Bobby & Steve’s Auto World President Steve Williams highlights the need for Congress to uphold debit reforms contained in the Durbin Amendment.
January 9, 2017

​MINNEAPOLIS, Minn. – “We're in danger of backsliding on swipe fees,” begins an op-ed in the Star Tribune, penned by Bobby and Steve’s Auto World President Steve Williams. “If debit reform is repealed, there goes the free market. Why risk Minnesota jobs to favor big banks in San Francisco and New York?”

Williams notes that competition should govern the free market, which makes companies more efficient and keeps prices fair. The free market, after all, made us the largest economy in the world, he says. “Unfortunately, that’s not what we retailers face in our businesses. Here’s why: Every time you swipe a debit or credit card to pay for something, the bank that issued your card takes a huge bite for processing the transaction,” he writes.

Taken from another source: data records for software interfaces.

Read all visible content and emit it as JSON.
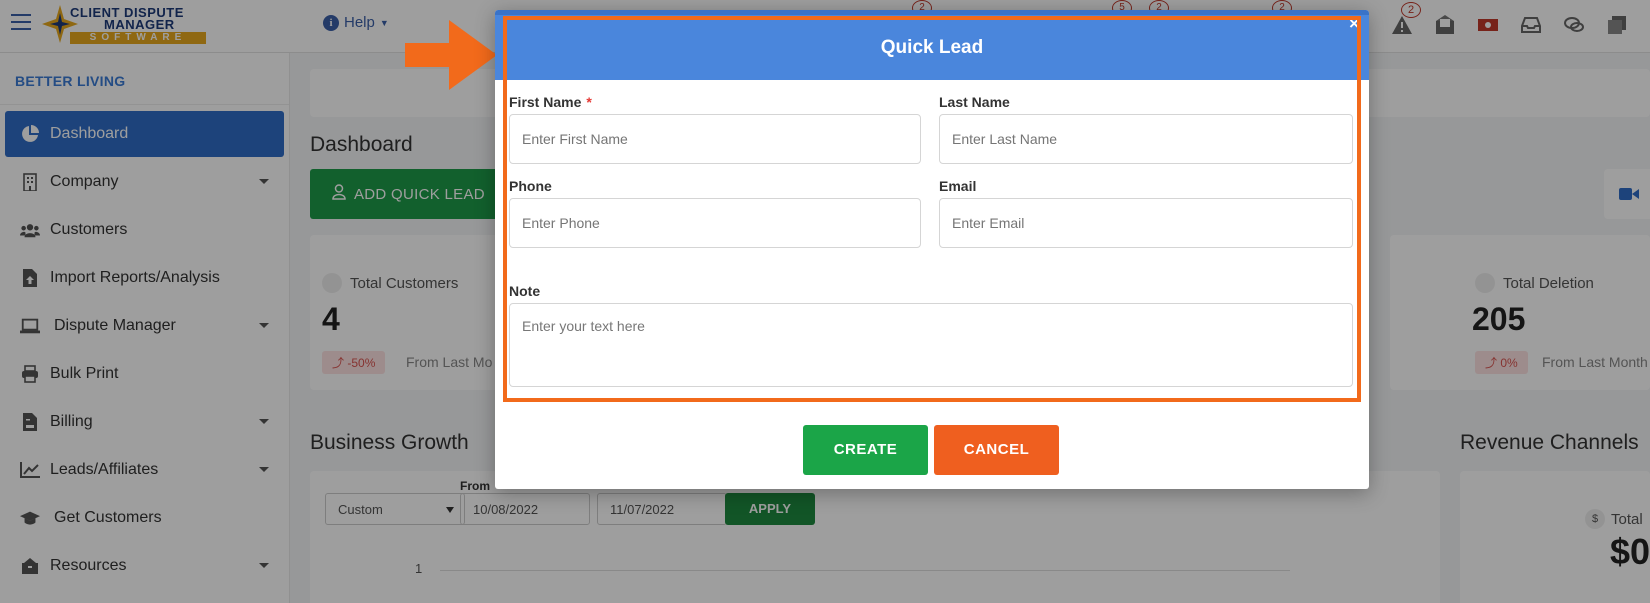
{
  "logo": {
    "line1": "CLIENT DISPUTE",
    "line2": "MANAGER",
    "line3": "SOFTWARE"
  },
  "header": {
    "help_label": "Help",
    "notifications_badge": "2",
    "background_badges": [
      "2",
      "5",
      "2",
      "2"
    ]
  },
  "sidebar": {
    "org_name": "BETTER LIVING",
    "items": [
      {
        "label": "Dashboard",
        "icon": "pie-chart-icon",
        "active": true,
        "has_submenu": false
      },
      {
        "label": "Company",
        "icon": "building-icon",
        "has_submenu": true
      },
      {
        "label": "Customers",
        "icon": "users-icon",
        "has_submenu": false
      },
      {
        "label": "Import Reports/Analysis",
        "icon": "file-upload-icon",
        "has_submenu": false
      },
      {
        "label": "Dispute Manager",
        "icon": "laptop-icon",
        "has_submenu": true
      },
      {
        "label": "Bulk Print",
        "icon": "printer-icon",
        "has_submenu": false
      },
      {
        "label": "Billing",
        "icon": "invoice-icon",
        "has_submenu": true
      },
      {
        "label": "Leads/Affiliates",
        "icon": "chart-line-icon",
        "has_submenu": true
      },
      {
        "label": "Get Customers",
        "icon": "graduation-cap-icon",
        "has_submenu": false
      },
      {
        "label": "Resources",
        "icon": "box-icon",
        "has_submenu": true
      }
    ]
  },
  "dashboard": {
    "title": "Dashboard",
    "add_quick_lead": "ADD QUICK LEAD",
    "cards": [
      {
        "label": "Total Customers",
        "value": "4",
        "change": "-50%",
        "from": "From Last Mo"
      },
      {
        "label": "Total Deletion",
        "value": "205",
        "change": "0%",
        "from": "From Last Month"
      }
    ],
    "business_growth_title": "Business Growth",
    "revenue_title": "Revenue Channels",
    "revenue_label": "Total",
    "revenue_value": "$0",
    "range_select": "Custom",
    "from_label": "From",
    "date_from": "10/08/2022",
    "date_to": "11/07/2022",
    "apply_label": "APPLY",
    "axis_tick": "1"
  },
  "modal": {
    "title": "Quick Lead",
    "close_glyph": "×",
    "fields": {
      "first_name": {
        "label": "First Name",
        "required_mark": "*",
        "placeholder": "Enter First Name"
      },
      "last_name": {
        "label": "Last Name",
        "placeholder": "Enter Last Name"
      },
      "phone": {
        "label": "Phone",
        "placeholder": "Enter Phone"
      },
      "email": {
        "label": "Email",
        "placeholder": "Enter Email"
      },
      "note": {
        "label": "Note",
        "placeholder": "Enter your text here"
      }
    },
    "create_label": "CREATE",
    "cancel_label": "CANCEL"
  },
  "colors": {
    "accent": "#4a86dc",
    "highlight": "#f26a1b",
    "create": "#1ba548",
    "cancel": "#ef5f1f"
  }
}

Reforming Dodd-Frank has been cited as a law President-elect Donald Trump will address when his administration takes over. And with 60 new members now in office to kick-start the 115th Congress, NACS members and industry allies are communicating the need to maintain current debit reforms.

NACS members can also help ensure debit reforms are protected by writing to their U.S. representatives and asking them to oppose legislation that will obliterate current debit reforms.

“Competition not only means lower prices for consumers: It also gives small businesses a fair shake (swipe fees are now retailers’ second-largest operating cost after labor, a crushing burden),” writes Williams.

“In my business, gas stations and convenience stores, I employ 400 people at eight locations. As with almost every other convenience store, the banks take more in swipe fees than I earn in profits. My company is sound—in fact, we’re opening a ninth location—but not all small businesses in Minnesota stand on such firm ground.

“That’s why it’s so important to understand that even modest debit reform supported 300 jobs in the state in its first year alone, 2012, according to a noted economist, and saved Minnesota consumers more than $108 million,” Williams continued.

He continues, questioning if we really want to load down small retailers with these large swipe fees at a time when every job assumes even more importance.

“That’s why people should tell their legislators in Washington we need a fair and free market for debit cards. We can’t afford to lose what progress we have made. The cost in jobs, hardships to families and small businesses, and the dent in our economy would be just too great.

“And once we’ve kept the debit market free, we need Congress to take a hard look at the market for credit cards.”